Tamulevicius, P., Wang, M. and Iliakis, G. Homology-Directed Repair is Required for the Development of Radioresistance during S Phase: Interplay between Double-Strand Break Repair and Checkpoint Response. Radiat. Res. 167, 1– 11 (2007).
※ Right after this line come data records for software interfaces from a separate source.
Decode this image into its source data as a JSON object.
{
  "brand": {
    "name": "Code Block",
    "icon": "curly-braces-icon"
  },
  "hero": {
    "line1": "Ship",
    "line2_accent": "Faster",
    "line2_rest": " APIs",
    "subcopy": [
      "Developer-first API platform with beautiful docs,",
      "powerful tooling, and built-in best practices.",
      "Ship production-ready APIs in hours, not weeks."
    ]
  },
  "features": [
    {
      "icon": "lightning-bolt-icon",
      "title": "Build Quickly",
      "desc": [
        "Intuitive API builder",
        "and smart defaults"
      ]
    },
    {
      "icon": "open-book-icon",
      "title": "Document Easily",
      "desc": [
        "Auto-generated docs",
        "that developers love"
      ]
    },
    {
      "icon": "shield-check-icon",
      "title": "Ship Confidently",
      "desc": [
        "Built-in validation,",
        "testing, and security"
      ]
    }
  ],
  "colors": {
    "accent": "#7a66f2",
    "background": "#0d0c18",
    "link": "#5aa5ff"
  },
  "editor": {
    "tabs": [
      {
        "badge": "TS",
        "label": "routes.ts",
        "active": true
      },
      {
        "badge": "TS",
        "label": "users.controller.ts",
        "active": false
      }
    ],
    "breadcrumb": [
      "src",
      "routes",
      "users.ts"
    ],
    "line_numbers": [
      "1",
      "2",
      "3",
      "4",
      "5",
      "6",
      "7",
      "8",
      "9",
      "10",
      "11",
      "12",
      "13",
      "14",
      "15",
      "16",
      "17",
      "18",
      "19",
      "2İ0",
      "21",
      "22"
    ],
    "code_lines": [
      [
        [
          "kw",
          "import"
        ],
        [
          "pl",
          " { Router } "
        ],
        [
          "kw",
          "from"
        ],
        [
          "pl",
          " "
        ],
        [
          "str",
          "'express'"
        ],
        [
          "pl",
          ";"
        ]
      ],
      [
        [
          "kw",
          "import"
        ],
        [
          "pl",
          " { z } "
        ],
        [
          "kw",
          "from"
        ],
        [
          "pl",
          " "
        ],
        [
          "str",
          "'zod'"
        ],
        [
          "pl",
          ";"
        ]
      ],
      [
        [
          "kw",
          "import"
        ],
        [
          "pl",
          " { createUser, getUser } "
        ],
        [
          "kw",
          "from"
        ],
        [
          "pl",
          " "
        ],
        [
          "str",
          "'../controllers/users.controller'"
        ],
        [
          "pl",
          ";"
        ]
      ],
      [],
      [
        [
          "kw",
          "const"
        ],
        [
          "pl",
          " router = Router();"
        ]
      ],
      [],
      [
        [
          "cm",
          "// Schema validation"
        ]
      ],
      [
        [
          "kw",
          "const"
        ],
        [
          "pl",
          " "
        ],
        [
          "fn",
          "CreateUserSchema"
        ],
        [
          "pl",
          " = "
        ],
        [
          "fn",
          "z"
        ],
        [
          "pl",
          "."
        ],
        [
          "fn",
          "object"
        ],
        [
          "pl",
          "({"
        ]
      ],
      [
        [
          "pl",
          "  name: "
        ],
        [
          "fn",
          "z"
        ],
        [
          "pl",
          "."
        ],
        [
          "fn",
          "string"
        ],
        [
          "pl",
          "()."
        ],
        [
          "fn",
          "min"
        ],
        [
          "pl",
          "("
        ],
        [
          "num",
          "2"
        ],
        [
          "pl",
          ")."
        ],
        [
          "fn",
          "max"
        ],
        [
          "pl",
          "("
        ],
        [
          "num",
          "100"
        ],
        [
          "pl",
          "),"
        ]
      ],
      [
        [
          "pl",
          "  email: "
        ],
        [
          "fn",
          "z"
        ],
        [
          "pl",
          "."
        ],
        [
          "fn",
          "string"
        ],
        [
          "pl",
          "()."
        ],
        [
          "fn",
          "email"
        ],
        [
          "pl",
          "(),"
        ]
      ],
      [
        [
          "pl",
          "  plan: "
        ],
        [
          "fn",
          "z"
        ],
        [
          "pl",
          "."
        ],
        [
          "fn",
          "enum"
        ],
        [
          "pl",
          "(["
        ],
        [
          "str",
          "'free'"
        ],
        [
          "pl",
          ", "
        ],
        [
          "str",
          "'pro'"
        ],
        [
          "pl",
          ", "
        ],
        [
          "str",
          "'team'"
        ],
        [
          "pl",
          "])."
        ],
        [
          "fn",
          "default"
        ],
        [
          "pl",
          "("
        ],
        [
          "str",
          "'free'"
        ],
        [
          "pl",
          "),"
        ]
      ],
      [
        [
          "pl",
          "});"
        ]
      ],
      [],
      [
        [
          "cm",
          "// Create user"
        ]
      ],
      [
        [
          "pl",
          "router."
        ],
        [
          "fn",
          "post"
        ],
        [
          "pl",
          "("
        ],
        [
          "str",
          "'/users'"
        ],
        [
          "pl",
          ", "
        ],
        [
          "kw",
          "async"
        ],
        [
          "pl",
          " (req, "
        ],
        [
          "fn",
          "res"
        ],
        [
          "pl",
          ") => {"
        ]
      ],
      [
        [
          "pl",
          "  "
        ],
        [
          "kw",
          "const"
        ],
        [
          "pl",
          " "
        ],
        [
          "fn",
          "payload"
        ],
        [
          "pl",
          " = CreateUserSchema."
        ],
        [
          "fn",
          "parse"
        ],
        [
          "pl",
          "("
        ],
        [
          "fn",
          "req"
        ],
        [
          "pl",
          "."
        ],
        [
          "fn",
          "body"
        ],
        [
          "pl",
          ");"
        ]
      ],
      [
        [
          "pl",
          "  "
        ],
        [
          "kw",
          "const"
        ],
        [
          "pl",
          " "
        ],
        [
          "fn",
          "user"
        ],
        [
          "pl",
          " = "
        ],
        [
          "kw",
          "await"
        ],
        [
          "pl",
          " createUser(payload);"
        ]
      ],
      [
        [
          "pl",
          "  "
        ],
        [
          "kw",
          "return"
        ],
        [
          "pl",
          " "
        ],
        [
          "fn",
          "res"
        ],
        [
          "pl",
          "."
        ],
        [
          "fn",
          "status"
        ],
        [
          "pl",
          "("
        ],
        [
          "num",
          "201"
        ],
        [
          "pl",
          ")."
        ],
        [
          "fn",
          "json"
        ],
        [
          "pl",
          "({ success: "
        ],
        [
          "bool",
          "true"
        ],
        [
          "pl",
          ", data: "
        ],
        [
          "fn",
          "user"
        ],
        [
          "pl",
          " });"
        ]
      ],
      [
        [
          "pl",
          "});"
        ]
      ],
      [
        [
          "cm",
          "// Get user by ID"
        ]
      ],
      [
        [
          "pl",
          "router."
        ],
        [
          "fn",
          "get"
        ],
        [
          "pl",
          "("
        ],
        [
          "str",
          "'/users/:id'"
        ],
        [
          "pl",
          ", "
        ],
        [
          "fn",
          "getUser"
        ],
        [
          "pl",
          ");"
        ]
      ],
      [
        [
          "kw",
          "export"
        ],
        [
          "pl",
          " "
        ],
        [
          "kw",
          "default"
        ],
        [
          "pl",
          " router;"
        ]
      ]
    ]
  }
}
The S-phase-dependent radioresistance to killing uniformly seen in eukaryotic cells is absent in radiosensitive mutants with defects in genes involved in the repair of DNA double-strand breaks (DSBs) by homologous recombination (homologous recombination repair: HRR). This implicates, for the first time, a concrete DNA repair process in the radiosensitivity of a specific cell cycle phase. The cell cycle-dependent fluctuations in radiosensitivity reflect a fundamental and well-documented radiobiological phenomenon that still awaits a detailed molecular characterization. The underlying mechanisms are likely to combine aspects of DNA repair and cell cycle regulation. Advances in both fields allow a first dissection in the cell cycle of the molecular interplay between DSB repair and DNA damage checkpoint response and its contribution to cell survival. Here we review the available literature on the topic, speculate on the ramifications of this information for our understanding of cellular responses to DNA damage, and discuss future directions in research. An effort is made to integrate relevant phenomena of radiation action, such as low-dose radiosensitivity and the G2 assay in this scheme.